Michigan’s Unique National Championship Forged From Adversity, Past College Football Playoff Failures

HOUSTON — One year ago, Michigan quarterback JJ McCarthy stood on the sidelines at the Fiesta Bowl and watched purple confetti fall on State Farm Stadium in Arizona after TCU stole a bid to the 2023 College Football Playoff National Championship.

“We’ll be back,” McCarthy said in the postgame press conference. “I promise that.” And then he went out.

It was the first loss of McCarthy’s career at Michigan and a loss that resonated with the team. Since the team’s first meeting in January since the Fiesta Bowl loss, Michigan has been different. Training was more intense. The connection was stronger. A number of NFL draft-eligible players returned for another year of eligibility in search of the program’s first national championship in more than 25 years.

Three hundred and seventy-three days later, No. 1 Michigan is the national champion for the first time in the BCS or College Football Playoff era after a 34-13 victory over No. 2 Washington.

“To achieve things like that, you have to go to those dark places where everything isn’t great,” McCarthy said after the win. “Just the reaction, the urgency after the last game last year, it was different. I knew it. I knew the guys coming back. I had a feeling we would be where we are now.”

This durability was stress-tested during a truly one-of-a-kind run. Michigan coach Jim Harbaugh was twice suspended for a total of six games (meaning he only coached 60% of his team’s season) due to NCAA and Big Ten investigations into illegal scouting and prohibited recruiting and coaching during the dead period of COVID-19. The last time the coach of a team that won the AP national championship appeared in fewer than nine all-program games was in 1952 at Michigan State. The difference? The Spartans played a nine-game season, not a 15-game slate.

Michigan’s journey to an undefeated title hit another hurdle in early November when, hours before the Penn State game, Michigan players and administrators learned via Twitter that Harbaugh had been suspended by the Big Ten for violating the league’s sportsmanship policy amid of sign theft scandal. This led to lawsuits and infighting with Michigan’s own conference, leaving innocent players in the crosshairs.

“At certain times, we couldn’t even turn on our social media without being seen on the news,” defenseman Kenneth Grant said. “It was so crazy. I personally didn’t even want to be on social media anymore.”

Before the Penn State game, the players met and decided enough was enough. The program was locked. No matter who ran the program on an interim basis, whether it was offensive coordinator Sharon Moore or running backs coach Mike Hart (or even safeties coach Jay Harbaugh), there was only one constant: excellence. The Wolverines were the only team in college football to win every game on their schedule and beat four of the top 10 teams in the final CFP rankings to get there.

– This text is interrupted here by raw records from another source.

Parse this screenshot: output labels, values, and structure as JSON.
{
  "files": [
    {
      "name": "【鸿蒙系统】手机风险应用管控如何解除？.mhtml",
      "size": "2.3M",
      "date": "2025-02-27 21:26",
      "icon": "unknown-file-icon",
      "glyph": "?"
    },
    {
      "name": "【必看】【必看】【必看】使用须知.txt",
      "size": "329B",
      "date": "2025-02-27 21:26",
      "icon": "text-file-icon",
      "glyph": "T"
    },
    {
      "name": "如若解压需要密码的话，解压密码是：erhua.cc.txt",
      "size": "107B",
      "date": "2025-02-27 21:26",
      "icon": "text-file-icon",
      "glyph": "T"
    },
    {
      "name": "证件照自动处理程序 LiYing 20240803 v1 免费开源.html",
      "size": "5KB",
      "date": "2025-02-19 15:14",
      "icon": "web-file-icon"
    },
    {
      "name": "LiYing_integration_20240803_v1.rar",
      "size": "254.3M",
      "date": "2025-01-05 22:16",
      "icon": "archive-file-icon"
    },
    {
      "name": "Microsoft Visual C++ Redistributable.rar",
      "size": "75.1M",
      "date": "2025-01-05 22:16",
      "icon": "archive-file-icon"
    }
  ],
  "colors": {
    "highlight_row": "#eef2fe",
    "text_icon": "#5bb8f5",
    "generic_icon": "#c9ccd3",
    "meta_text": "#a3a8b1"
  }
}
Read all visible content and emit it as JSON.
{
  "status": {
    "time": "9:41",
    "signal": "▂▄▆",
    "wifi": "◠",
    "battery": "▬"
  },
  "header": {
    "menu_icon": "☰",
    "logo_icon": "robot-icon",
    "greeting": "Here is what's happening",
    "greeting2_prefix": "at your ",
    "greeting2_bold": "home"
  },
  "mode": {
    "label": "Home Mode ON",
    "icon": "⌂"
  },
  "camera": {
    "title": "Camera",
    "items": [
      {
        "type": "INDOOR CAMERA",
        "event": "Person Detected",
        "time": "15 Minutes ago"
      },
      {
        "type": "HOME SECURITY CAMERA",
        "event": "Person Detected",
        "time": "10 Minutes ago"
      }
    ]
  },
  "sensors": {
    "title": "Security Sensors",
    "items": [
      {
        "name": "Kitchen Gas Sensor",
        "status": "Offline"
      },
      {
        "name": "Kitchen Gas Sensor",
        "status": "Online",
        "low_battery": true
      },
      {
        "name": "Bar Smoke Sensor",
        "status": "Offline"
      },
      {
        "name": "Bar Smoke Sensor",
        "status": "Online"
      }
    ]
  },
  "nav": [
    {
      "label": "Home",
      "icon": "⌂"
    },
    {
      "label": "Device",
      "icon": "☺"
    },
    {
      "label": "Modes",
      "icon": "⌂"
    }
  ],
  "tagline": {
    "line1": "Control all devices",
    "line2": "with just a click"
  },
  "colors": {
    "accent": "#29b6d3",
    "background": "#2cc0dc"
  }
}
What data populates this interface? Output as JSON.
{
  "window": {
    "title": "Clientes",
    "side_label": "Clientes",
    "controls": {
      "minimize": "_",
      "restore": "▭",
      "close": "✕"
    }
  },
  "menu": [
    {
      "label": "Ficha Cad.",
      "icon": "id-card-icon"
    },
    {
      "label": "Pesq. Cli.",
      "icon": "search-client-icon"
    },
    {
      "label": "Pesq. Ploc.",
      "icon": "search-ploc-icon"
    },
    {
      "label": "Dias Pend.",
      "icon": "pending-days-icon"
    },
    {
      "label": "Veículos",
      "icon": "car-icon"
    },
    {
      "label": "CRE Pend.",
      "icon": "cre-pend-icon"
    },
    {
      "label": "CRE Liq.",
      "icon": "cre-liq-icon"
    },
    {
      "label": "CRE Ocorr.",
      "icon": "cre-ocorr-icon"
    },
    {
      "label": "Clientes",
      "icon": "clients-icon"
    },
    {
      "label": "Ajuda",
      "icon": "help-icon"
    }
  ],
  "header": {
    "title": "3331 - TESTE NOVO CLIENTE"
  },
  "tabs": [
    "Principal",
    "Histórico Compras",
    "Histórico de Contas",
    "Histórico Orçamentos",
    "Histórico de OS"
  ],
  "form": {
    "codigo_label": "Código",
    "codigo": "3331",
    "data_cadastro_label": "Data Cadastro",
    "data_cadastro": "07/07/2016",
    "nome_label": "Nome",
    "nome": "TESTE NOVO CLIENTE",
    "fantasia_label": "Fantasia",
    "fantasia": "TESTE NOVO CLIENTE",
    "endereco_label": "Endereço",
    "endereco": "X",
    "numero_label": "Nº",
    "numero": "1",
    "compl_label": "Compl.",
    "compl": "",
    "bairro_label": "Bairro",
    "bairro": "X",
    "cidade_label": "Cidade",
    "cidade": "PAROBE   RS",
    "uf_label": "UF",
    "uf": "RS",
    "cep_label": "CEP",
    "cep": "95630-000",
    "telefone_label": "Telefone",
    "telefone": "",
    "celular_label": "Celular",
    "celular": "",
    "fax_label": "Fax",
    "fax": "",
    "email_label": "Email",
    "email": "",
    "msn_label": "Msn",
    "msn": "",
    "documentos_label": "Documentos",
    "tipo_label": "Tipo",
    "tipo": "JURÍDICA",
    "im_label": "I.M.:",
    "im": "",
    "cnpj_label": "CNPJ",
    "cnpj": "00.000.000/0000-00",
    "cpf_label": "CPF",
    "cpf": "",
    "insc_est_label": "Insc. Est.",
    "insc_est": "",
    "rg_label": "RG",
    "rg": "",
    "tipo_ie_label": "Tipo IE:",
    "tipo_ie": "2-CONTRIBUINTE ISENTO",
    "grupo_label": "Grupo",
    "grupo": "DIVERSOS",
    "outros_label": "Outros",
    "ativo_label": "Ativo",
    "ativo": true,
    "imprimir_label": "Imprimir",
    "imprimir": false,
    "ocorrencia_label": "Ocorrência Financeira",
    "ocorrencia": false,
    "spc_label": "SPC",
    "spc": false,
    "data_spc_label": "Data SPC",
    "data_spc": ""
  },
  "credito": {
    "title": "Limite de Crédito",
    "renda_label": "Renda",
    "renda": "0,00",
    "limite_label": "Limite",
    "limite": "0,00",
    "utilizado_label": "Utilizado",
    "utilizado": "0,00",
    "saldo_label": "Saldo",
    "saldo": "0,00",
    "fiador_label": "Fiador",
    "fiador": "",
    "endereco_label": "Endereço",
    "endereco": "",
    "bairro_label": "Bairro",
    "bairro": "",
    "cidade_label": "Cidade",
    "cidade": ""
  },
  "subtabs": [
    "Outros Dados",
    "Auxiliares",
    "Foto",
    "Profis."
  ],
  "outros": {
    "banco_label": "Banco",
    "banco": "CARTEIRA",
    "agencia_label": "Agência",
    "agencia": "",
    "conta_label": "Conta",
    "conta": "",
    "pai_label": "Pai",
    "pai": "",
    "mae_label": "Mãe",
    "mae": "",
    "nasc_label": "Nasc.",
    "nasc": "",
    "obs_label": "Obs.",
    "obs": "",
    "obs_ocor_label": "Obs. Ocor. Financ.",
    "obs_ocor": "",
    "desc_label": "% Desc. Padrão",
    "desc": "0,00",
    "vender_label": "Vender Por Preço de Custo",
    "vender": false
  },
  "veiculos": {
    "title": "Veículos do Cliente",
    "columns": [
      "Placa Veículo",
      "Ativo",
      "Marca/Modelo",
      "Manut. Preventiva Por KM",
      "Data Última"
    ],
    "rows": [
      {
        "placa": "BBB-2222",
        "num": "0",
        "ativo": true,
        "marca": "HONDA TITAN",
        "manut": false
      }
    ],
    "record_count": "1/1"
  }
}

Early in the fourth quarter of the College Football Playoff National Championship, Michigan faced a season-defining moment. The Wolverines jumped out to an early lead, but it dissipated. Washington pulled within one score when Michigan got the ball back with 9:15 left in the game.

From that point on, Michigan pounced like a leopard in one of the nature documentaries Harbaugh often shows his teams before big games. McCarthy found tight end Colston Loveland for a 41-yard catch-and-run, setting a school-record 26th touchdown in a season for Blake Corum. On the next drive, senior defensive back Mike Sainristil caught an errant pass from Michael Penix Jr. and returned it 81 yards deep into the red zone, a game that would be played for the next 100 years in Ann Arbor, Michigan. Two plays later, Corum got touchdown number 27 and the rout was complete.

“We’ve played in a lot of big games, we’ve played in a lot of close games,” Loveland said. “We have a lot of experience in close games. We have a lot of older guys that have been there. They know how everything works and what it takes to win.”

Sixteen starters return from Michigan’s 2022 Fiesta Bowl team Fourteen starters in Monday’s CFP title game against Georgia in the 2021 Orange Bowl semifinals, a 34-11 loss. This team’s DNA is forged in the fire of failure.

“That’s the mindset we had,” Sainristil said. “We just really wanted to get this thing done.”

On a stormy night in Houston, when the roof leaked and lightning flashed, Michigan won its first national championship since 1997 – the first of the title game era. This time, when the confetti fell, it was corn and blue. Instead of standing alone as a witness, McCarthy was surrounded by his family and teammates, raising the elusive oblong trophy.

“No high school has ever reached a thousand wins,” Harbaugh said. “No other college has reached a thousand wins. No other professional team has reached 1,000 wins. University of Michigan. To hit 1,000 wins and win the national championship in the same year, man, it doesn’t get much better than that. I’d really ask you that.

“Who better to have it than us?” Harbaugh continued. “Nobody!”

Leave a Comment

Your email address will not be published. Required fields are marked *